NEW YORK — After a trying few years, Bertelsmann is ending its presence in the U.S.
The German media conglomerate has reached an agreement to sell the assets of Gruner + Jahr USA Publishing, its New York-based subsidiary, to Meredith Corp. for $350 million. The transaction, scheduled to close June 30, will include Family Circle, Parents, Child and Fitness magazines. G+J has until then to find a buyer for its two business titles, Fast Company and Inc.; otherwise, Meredith will acquire them with the intention of selling them. Meredith did not disclose how much extra it would pay for the two titles.
The announcement came almost a year to the day after G+J hired Russell Denson as president and chief executive officer. Denson, who presided over the sale of Weider Publications to American Media in 2002, has consistently denied that his cost-cutting at G+J was designed to prepare the company for a sale. In a phone interview Tuesday, he said he played no part in the talks with Meredith.
“This was a decision made in Germany and executed at that level,” he said. “I only became aware of it very recently. On a personal level, I’m disappointed with the decision. I thought we had made — as a matter of fact, I know we had made — great progress.”
Denson is almost certain to lose his job as a result of the deal, along with an undetermined number of G+J’s approximately 625 employees. In a conference call, Steve Lacy, Meredith’s president and chief operating officer, said the company would retain “the individuals that are closest to the properties on the creative side and the sales and marketing side. It’s when you get to some of the support functions that it is less clear.”
Denson said he would see the deal through before considering his next career move: “I’m not quite ready to go to full-time ranching.”
Another G+J executive likely to be affected is Carolyn Bekkedahl, who was hired earlier this month as executive vice president and group publisher overseeing sales and marketing for all of the company’s titles except Fitness.
It’s unclear whether former YM editor in chief Linda Fears, who has been developing a low-priced women’s service magazine, will continue the project at Meredith. Neither Fears nor a Meredith spokesman responded to a request for comment.
Fast Company and Inc. are both relatively recent acquisitions for G+J. The company, then headed by ceo Dan Brewster, purchased the two business titles in 2000 for a combined sum of more than $500 million. McGraw-Hill, Time Inc. and CurtCo Media are all considered potential buyers. Another company that will take a look is Frank Media, which recently bought Business Traveller and Travel Savvy magazines. “We’re considering almost everything that comes our way,” said Frank Media’s Steve Schragis.

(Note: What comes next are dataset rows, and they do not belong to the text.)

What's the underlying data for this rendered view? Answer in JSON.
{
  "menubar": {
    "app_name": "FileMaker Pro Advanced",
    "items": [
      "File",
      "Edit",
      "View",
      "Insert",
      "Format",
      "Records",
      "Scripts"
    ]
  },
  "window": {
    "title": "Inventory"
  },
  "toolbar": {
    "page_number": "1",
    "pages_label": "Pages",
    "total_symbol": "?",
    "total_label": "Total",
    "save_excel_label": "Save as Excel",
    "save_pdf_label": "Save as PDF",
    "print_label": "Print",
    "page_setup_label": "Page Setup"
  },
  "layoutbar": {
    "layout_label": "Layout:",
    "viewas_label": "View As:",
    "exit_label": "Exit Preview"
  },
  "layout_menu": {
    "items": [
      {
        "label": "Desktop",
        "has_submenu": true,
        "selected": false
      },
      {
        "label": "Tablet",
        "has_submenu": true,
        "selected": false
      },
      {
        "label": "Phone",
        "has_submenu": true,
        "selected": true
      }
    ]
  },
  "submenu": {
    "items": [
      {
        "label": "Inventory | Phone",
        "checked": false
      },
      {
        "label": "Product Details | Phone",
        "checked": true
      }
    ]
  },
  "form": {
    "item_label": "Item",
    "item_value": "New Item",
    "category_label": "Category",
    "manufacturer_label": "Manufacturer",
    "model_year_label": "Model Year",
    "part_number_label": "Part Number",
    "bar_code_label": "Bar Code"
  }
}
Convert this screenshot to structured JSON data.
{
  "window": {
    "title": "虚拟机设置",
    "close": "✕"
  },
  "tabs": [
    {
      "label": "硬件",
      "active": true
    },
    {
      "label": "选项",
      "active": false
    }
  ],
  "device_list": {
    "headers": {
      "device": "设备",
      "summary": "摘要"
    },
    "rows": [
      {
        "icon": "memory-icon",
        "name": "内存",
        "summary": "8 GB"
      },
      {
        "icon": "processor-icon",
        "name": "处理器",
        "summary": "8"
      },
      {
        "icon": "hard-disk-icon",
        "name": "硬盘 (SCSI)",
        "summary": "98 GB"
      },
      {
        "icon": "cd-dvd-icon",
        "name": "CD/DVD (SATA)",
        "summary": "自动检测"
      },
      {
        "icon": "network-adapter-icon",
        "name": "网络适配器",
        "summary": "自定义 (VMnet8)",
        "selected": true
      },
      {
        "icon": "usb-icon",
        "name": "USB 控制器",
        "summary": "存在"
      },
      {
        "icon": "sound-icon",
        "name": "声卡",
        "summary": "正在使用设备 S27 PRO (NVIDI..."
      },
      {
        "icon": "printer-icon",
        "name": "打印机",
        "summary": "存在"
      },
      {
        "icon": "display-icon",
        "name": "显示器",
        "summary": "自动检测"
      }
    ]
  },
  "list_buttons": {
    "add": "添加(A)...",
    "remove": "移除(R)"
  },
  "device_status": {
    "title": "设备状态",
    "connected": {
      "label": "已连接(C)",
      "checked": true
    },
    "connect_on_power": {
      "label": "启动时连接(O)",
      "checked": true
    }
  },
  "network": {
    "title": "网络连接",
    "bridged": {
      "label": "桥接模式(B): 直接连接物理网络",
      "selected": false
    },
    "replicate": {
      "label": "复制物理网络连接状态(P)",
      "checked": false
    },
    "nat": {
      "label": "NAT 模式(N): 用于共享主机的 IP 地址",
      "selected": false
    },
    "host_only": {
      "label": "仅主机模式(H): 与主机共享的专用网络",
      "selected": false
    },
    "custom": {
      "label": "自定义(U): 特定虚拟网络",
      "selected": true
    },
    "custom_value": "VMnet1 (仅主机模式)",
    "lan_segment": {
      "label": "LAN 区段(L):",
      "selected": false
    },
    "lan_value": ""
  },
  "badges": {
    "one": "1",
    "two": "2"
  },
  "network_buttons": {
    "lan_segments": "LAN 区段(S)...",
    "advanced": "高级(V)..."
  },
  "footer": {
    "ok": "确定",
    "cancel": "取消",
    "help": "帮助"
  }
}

For Meredith, the acquisition means a substantial increase in size. According to president and ceo William T. Kerr, the Meredith Publishing Group’s revenue will swell by $300 million, to approximately $1.2 billion. The number of newsstand pockets Meredith controls will go up by 250,000 to nearly 1 million. Kerr said the discussions with Bertelsmann have been taking place “on and off for over a year.”